Under no circumstances alter the records; copy each one exactly.
◇ ◇ ◇ ◇ ◇
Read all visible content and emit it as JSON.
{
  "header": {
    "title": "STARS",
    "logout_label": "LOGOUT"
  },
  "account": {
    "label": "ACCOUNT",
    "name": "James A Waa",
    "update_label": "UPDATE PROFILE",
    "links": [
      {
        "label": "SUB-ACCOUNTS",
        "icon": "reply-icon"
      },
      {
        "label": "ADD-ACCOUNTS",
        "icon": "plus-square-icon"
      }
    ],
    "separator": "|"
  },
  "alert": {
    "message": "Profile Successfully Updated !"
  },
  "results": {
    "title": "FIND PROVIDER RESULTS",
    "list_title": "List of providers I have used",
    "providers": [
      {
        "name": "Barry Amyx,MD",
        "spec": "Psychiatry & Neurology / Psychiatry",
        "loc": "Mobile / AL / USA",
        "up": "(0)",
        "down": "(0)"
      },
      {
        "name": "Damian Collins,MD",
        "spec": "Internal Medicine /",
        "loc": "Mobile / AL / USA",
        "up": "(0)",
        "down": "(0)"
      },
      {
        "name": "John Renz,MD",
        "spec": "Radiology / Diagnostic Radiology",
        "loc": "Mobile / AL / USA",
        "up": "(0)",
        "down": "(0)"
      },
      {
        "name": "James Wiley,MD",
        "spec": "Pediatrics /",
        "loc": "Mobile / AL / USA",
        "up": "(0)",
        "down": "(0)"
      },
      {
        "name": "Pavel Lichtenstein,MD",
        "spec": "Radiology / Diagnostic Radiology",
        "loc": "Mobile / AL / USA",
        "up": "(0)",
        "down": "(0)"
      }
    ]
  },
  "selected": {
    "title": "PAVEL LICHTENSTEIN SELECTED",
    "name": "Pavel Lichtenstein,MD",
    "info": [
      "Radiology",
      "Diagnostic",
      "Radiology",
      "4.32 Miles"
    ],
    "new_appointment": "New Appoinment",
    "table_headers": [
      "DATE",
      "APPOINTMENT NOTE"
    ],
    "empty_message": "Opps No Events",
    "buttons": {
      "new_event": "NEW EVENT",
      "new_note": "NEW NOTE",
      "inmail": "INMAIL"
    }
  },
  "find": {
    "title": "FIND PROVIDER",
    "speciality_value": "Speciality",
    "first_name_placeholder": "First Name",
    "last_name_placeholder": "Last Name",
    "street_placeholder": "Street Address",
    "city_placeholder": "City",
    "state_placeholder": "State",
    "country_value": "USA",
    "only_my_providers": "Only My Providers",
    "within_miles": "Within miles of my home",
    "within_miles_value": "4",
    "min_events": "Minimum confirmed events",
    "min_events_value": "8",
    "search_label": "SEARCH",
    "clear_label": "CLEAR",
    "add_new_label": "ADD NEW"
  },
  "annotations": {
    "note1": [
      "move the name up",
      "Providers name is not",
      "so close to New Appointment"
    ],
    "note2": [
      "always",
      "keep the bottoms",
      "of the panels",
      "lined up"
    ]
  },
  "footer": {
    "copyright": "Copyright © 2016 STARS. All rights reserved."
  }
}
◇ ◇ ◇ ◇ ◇
• Result:
Read all visible content and emit it as JSON.
{
  "header": {
    "title": "STARS",
    "logout_label": "LOGOUT"
  },
  "account": {
    "label": "ACCOUNT",
    "name": "James A Waa",
    "update_label": "UPDATE PROFILE",
    "links": [
      {
        "label": "SUB-ACCOUNTS",
        "icon": "reply-icon"
      },
      {
        "label": "ADD-ACCOUNTS",
        "icon": "plus-square-icon"
      }
    ],
    "separator": "|"
  },
  "alert": {
    "message": "Profile Successfully Updated !"
  },
  "results": {
    "title": "FIND PROVIDER RESULTS",
    "list_title": "List of providers I have used",
    "providers": [
      {
        "name": "Barry Amyx,MD",
        "spec": "Psychiatry & Neurology / Psychiatry",
        "loc": "Mobile / AL / USA",
        "up": "(0)",
        "down": "(0)"
      },
      {
        "name": "Damian Collins,MD",
        "spec": "Internal Medicine /",
        "loc": "Mobile / AL / USA",
        "up": "(0)",
        "down": "(0)"
      },
      {
        "name": "John Renz,MD",
        "spec": "Radiology / Diagnostic Radiology",
        "loc": "Mobile / AL / USA",
        "up": "(0)",
        "down": "(0)"
      },
      {
        "name": "James Wiley,MD",
        "spec": "Pediatrics /",
        "loc": "Mobile / AL / USA",
        "up": "(0)",
        "down": "(0)"
      },
      {
        "name": "Pavel Lichtenstein,MD",
        "spec": "Radiology / Diagnostic Radiology",
        "loc": "Mobile / AL / USA",
        "up": "(0)",
        "down": "(0)"
      }
    ]
  },
  "selected": {
    "title": "PAVEL LICHTENSTEIN SELECTED",
    "name": "Pavel Lichtenstein,MD",
    "info": [
      "Radiology",
      "Diagnostic",
      "Radiology",
      "4.32 Miles"
    ],
    "new_appointment": "New Appoinment",
    "table_headers": [
      "DATE",
      "APPOINTMENT NOTE"
    ],
    "empty_message": "Opps No Events",
    "buttons": {
      "new_event": "NEW EVENT",
      "new_note": "NEW NOTE",
      "inmail": "INMAIL"
    }
  },
  "find": {
    "title": "FIND PROVIDER",
    "speciality_value": "Speciality",
    "first_name_placeholder": "First Name",
    "last_name_placeholder": "Last Name",
    "street_placeholder": "Street Address",
    "city_placeholder": "City",
    "state_placeholder": "State",
    "country_value": "USA",
    "only_my_providers": "Only My Providers",
    "within_miles": "Within miles of my home",
    "within_miles_value": "4",
    "min_events": "Minimum confirmed events",
    "min_events_value": "8",
    "search_label": "SEARCH",
    "clear_label": "CLEAR",
    "add_new_label": "ADD NEW"
  },
  "annotations": {
    "note1": [
      "move the name up",
      "Providers name is not",
      "so close to New Appointment"
    ],
    "note2": [
      "always",
      "keep the bottoms",
      "of the panels",
      "lined up"
    ]
  },
  "footer": {
    "copyright": "Copyright © 2016 STARS. All rights reserved."
  }
}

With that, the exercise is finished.